> [WORK REQUIRED]: Pictures do not belong in the copy, so please give every entry below again exactly.

[Dataset rows describing interfaces]
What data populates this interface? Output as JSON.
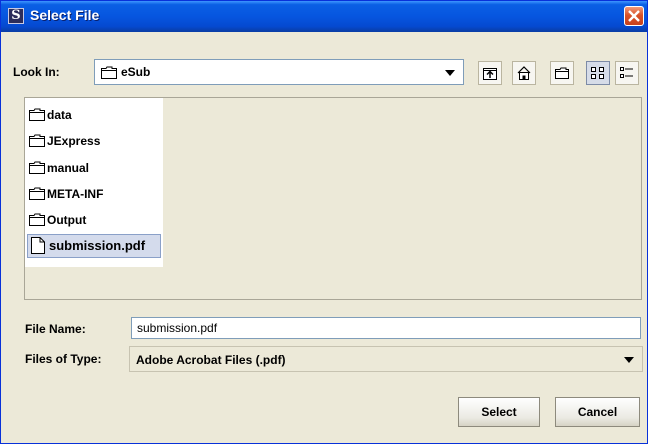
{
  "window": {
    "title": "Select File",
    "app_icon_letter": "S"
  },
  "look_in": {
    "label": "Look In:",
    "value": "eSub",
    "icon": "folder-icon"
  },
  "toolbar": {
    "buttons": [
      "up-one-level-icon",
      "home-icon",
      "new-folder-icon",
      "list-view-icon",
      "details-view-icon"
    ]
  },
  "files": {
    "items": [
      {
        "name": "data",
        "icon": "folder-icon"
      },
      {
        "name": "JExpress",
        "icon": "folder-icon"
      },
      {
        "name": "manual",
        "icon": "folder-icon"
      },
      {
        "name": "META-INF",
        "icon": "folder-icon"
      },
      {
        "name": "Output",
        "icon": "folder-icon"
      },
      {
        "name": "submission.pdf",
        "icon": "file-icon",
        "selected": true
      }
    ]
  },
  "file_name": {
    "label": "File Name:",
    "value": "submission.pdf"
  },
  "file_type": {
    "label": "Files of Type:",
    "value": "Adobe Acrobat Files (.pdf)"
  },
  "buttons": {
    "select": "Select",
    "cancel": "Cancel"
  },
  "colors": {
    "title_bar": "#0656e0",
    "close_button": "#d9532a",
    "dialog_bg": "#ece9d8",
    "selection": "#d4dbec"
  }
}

> [ANSWER TO THIS PROBLEM]:
What data populates this interface? Output as JSON.
{
  "window": {
    "title": "Select File",
    "app_icon_letter": "S"
  },
  "look_in": {
    "label": "Look In:",
    "value": "eSub",
    "icon": "folder-icon"
  },
  "toolbar": {
    "buttons": [
      "up-one-level-icon",
      "home-icon",
      "new-folder-icon",
      "list-view-icon",
      "details-view-icon"
    ]
  },
  "files": {
    "items": [
      {
        "name": "data",
        "icon": "folder-icon"
      },
      {
        "name": "JExpress",
        "icon": "folder-icon"
      },
      {
        "name": "manual",
        "icon": "folder-icon"
      },
      {
        "name": "META-INF",
        "icon": "folder-icon"
      },
      {
        "name": "Output",
        "icon": "folder-icon"
      },
      {
        "name": "submission.pdf",
        "icon": "file-icon",
        "selected": true
      }
    ]
  },
  "file_name": {
    "label": "File Name:",
    "value": "submission.pdf"
  },
  "file_type": {
    "label": "Files of Type:",
    "value": "Adobe Acrobat Files (.pdf)"
  },
  "buttons": {
    "select": "Select",
    "cancel": "Cancel"
  },
  "colors": {
    "title_bar": "#0656e0",
    "close_button": "#d9532a",
    "dialog_bg": "#ece9d8",
    "selection": "#d4dbec"
  }
}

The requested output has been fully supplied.